top of page

We are an Easter People!

The first 30 days of Lent felt like a breeze. I gave up the usual social media and challenged myself to connect with God and my family members before connecting with my phone. I entered the second trimester of this pregnancy, and I was starting to get some more energy and was no longer nauseous. My one-year-old daughter finally had a consistent nap schedule and slept 13 hours straight at night. Life was good! 


Because I was doing better than ‘fine,’ I experienced guilt. I felt guilty that I wasn’t doing more of a Lenten penance even though I was pregnant and still breastfeeding my toddler at the time. I forgot the sacrificial love required in motherhood.  I felt guilty because Jesus died for me, and the only thing I did for him was give up scrolling. Pathetic! 


As an additional way to enter into Lent, I volunteered to be a part of our parish stations of the cross. This commitment required multiple evening rehearsals and performances. Once again, I was stricken with guilt. I felt guilty that I had to leave for practice shortly after my husband returned from work. I felt guilty my husband had to tackle bedtime with our toddler alone and guilty that I wasn’t there to nurse her to sleep. 


The guilt followed me into Holy Week when my toddler came down with the stomach bug. I spent most of the week in the rocking chair with a sick baby in my arms. The guilt hit when I didn’t have the mental capacity to pray or fully enter into the Triduum. I felt guilty that I could only accomplish the bare minimum of household chores.  I felt guilty when I decided to scrub the kitchen floor instead of reading my daughter another book. There was so much guilt circling my lack of patience with her.

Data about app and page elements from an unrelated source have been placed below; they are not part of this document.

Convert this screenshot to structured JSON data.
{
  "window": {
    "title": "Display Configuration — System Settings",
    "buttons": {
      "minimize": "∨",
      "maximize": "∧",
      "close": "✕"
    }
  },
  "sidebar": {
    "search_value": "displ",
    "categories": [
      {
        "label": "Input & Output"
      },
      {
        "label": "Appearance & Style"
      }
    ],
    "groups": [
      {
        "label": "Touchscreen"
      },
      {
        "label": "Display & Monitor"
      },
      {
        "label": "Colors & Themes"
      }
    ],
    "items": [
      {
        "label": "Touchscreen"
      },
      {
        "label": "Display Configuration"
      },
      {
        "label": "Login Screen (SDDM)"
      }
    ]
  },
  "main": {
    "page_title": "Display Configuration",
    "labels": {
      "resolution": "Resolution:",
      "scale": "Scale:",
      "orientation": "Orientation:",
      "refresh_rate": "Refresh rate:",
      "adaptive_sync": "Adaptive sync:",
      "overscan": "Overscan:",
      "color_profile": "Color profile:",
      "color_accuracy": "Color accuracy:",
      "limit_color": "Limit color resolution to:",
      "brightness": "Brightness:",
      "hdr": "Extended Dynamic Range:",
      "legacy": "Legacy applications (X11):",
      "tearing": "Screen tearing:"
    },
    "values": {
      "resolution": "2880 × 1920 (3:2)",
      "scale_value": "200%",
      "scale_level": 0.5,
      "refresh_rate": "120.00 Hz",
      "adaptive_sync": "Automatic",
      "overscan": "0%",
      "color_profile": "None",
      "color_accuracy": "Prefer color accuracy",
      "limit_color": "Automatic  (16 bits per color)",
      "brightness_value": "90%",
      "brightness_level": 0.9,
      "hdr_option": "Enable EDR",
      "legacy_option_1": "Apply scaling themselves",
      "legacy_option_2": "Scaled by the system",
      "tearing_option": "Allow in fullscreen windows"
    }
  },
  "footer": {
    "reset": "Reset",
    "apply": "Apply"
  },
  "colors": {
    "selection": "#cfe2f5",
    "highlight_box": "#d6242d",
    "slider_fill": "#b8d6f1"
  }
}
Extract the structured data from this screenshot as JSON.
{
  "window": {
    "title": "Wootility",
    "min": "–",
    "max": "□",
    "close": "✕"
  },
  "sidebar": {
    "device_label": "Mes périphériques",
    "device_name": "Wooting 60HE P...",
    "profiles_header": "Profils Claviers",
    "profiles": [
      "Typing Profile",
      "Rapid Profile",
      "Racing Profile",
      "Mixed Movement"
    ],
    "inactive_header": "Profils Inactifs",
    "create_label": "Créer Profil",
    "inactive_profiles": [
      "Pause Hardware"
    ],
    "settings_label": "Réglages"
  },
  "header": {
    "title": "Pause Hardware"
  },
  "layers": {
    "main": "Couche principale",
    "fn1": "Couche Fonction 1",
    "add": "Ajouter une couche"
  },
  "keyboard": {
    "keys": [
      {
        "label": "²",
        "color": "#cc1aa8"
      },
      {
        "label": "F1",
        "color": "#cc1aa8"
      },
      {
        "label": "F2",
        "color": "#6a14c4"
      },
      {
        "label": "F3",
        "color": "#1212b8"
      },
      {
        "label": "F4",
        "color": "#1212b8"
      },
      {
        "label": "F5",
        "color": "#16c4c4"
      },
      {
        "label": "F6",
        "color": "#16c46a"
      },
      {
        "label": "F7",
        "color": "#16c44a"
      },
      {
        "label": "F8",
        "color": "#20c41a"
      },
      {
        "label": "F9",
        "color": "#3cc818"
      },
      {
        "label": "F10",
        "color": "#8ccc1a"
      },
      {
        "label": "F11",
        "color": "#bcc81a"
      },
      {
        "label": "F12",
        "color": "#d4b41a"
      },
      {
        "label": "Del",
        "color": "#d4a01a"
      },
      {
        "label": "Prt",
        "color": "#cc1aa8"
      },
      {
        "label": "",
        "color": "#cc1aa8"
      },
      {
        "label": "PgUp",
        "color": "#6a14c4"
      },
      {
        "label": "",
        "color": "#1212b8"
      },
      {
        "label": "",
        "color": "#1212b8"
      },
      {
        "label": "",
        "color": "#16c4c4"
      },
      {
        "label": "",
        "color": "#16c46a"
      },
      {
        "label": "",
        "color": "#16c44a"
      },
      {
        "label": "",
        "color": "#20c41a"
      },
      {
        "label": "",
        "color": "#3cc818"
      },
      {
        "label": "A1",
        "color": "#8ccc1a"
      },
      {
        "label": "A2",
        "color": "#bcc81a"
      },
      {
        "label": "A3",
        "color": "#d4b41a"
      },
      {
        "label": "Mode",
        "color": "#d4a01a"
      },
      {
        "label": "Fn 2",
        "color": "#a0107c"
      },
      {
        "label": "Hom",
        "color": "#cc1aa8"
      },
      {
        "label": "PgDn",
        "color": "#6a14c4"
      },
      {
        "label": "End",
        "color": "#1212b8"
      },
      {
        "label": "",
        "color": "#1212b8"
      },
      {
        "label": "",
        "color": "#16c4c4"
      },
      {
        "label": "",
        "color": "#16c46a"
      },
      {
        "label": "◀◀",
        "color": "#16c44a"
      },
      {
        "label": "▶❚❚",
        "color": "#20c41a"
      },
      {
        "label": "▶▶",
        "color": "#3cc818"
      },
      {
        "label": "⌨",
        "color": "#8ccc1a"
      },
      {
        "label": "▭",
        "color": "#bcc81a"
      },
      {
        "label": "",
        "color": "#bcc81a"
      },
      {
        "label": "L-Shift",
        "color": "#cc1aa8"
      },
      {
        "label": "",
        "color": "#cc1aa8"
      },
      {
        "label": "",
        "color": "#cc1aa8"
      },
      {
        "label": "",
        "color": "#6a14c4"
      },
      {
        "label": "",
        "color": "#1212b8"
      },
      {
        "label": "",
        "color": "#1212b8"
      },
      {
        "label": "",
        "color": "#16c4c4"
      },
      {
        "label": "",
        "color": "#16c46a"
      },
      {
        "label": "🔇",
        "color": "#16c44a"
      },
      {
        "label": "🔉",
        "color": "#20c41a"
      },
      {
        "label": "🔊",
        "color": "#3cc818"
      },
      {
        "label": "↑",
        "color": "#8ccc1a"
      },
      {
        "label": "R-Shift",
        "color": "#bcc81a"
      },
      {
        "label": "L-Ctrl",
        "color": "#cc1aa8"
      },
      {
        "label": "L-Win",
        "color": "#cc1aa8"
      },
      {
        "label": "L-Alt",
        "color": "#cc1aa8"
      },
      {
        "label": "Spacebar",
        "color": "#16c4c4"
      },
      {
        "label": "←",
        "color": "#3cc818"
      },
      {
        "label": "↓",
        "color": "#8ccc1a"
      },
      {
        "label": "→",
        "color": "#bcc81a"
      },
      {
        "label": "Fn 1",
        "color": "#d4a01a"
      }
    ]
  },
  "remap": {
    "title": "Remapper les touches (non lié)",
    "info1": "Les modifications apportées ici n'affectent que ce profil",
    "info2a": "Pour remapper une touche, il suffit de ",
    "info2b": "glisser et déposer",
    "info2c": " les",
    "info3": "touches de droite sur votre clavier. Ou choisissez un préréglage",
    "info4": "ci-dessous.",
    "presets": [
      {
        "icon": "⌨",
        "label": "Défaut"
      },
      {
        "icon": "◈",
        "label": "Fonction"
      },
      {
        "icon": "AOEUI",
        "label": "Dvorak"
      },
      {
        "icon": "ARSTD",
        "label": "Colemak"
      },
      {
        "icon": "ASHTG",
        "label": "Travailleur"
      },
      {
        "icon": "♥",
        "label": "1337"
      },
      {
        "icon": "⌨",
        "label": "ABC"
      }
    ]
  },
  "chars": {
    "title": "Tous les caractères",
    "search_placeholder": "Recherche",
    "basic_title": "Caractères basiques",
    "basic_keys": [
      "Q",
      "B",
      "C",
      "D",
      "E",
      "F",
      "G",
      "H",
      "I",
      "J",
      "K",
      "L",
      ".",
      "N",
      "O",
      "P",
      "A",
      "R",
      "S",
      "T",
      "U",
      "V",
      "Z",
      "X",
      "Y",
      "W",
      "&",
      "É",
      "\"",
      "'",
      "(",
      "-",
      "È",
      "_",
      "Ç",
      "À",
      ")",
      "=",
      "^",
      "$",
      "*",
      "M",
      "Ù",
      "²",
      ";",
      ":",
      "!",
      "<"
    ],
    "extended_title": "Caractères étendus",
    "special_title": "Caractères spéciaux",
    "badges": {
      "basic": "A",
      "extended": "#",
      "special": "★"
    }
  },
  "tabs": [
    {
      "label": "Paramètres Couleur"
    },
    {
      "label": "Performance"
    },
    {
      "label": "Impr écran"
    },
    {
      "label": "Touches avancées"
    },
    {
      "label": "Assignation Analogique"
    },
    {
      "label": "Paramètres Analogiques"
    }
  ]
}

By the time it was Good Friday, I had reached my limit. I was unsure how much more turmoil I could endure and almost took the easy route by not attending the Good Friday service. But I pushed through the day and found myself at church. It was there that I heard our priest preach directly to my heart when he said, “Guilt is a good thing. If you feel guilty, it means your soul is alive.” 


Ugh, after the crucifying week I had just experienced, my soul was definitely alive. I pondered his words for the rest of the day trying to understand how I had let guilt consume my Lenten journey.  


My guilt stemmed from underlying struggles that had been feasting on my conscience for years. Struggles such as perfectionism, idolizing productivity, self-reliance, and control. Regardless of the challenges I had met during my Lenten dessert, I was unable to accept my limitations and I could not surrender to my circumstances. My eyes were blinded to chains that our Lord died to break. Forgive me, Jesus! 


“If this ​​mission may sometimes seem difficult, call to mind the words of the Risen Lord: ‘I am with you always, to the close of the age’ (Matthew  28:2). Certain of his presence, you shall fear no difficulty and no obstacle. His word will enlighten you; his Body and his Blood will nourish you and sustain you on your daily journey to eternity.” - St. John Paul II

I recently heard the song ‘Sunday is Coming’ by Phil Wickham. The  chorus includes this beautiful line that says ‘Friday’s good ‘cause Sunday is coming.’ Well, Sunday is here! Jesus is alive! Our life of sin and difficulty is not the end of God’s story for our life! Let us rejoice in the resurrection power and truly believe that Jesus came to save us. He is alive and has conquered all that is keeping us from fully living. 


We are an Easter People and Alleluia is our Song! -St. John Paul II

Until next time, your sister in Christ,


Abby


435 views0 comments

Recent Posts

See All

Kommentare


bottom of page